Operational excellence. Don't let customers find bugs. We need to notice them earlier. You should always mention data quality and latency. You should keep track of invocations and errors happening in your application. And you should always get notified about errors and delays in your system because this could be an indicator that something is going on and something bad is going on, for example. What's also really important is to react on detection of anomalies - an anomaly is for example, something when you have like, I don't know, let's imagine you have one thousand requests on average per minute and suddenly you're getting up to 10k, 20k. Something is going on there. What happens? Are you getting DDoS’d or are some other things happening? You should always be aware of that. What's going on in your system, because you should need to find this issue earlier than your customer’s noticing it.
Continuous improvement - next month should be better than last month.
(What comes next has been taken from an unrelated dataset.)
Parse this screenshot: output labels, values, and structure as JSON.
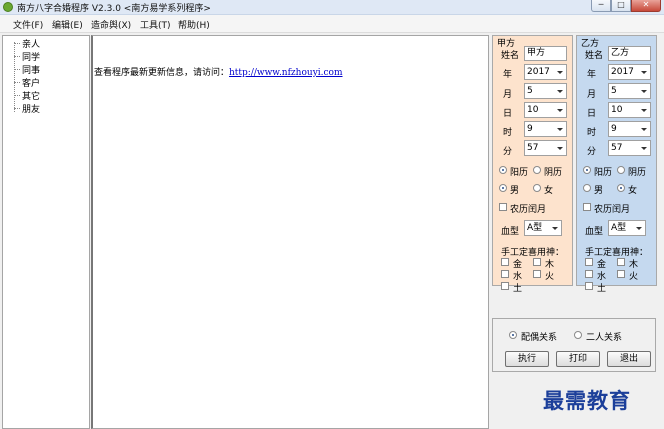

This is a promise that we are doing to our own. Quality is our responsibility. So, when you're seeing a code piece, which is not maybe the best: boy-scout it! There is a guidance in coding, which is called the Boy Scout rule, where you can imagine like you're camping as a Boy Scout on a field and you're going there and in the end, you should leave it cleaner than it was before. When you came so that when you do like a little change in a code base, you can always do some minor refactorings and make it cleaner than it was before.
You should write testable and high-quality product or high quality code. This might sound like a unicorn right now. I know that it's not really feasible all the time because it's really hard. There's pressure all the time and so on. But we at Sportradar we have 30% per sprint on improving quality in our system. You can, for example, refactor tech debts, you can learn something new – there's always room for improvement and you can do 30% per sprint to reach good quality code and it's good, testable code. And also we should eliminate the toil. Basically, every process which is manual and is repetitive could be automated. For example, you're doing reporting. Your reporting takes one hour per average and you do this five times a week, which means you spend five hours on this process. If you could invest time in an ultimate process, which would which would probably take, I don't know, 20 hours for developing after four weeks, you would reach the break even point, and this feature would already save you some money. Basically eliminate repetitive processes. That's our improvement.
And my favorite rule is: if it's not tested, it's broken. Do not make assumptions that it works, verify it! You should have around 80% of test coverage. There is no hard rule, but you should strive for it. You should always make smoke tests and regression tests on every push as well, infrastructure tests, integration tests and system tests should be all there in place because if you don't test it and you can't verify it, then you can assume it's broken because you can never be sure that it's perfect.
Yeah. So here in the last slide, I summed it up again. So basically 10 rules: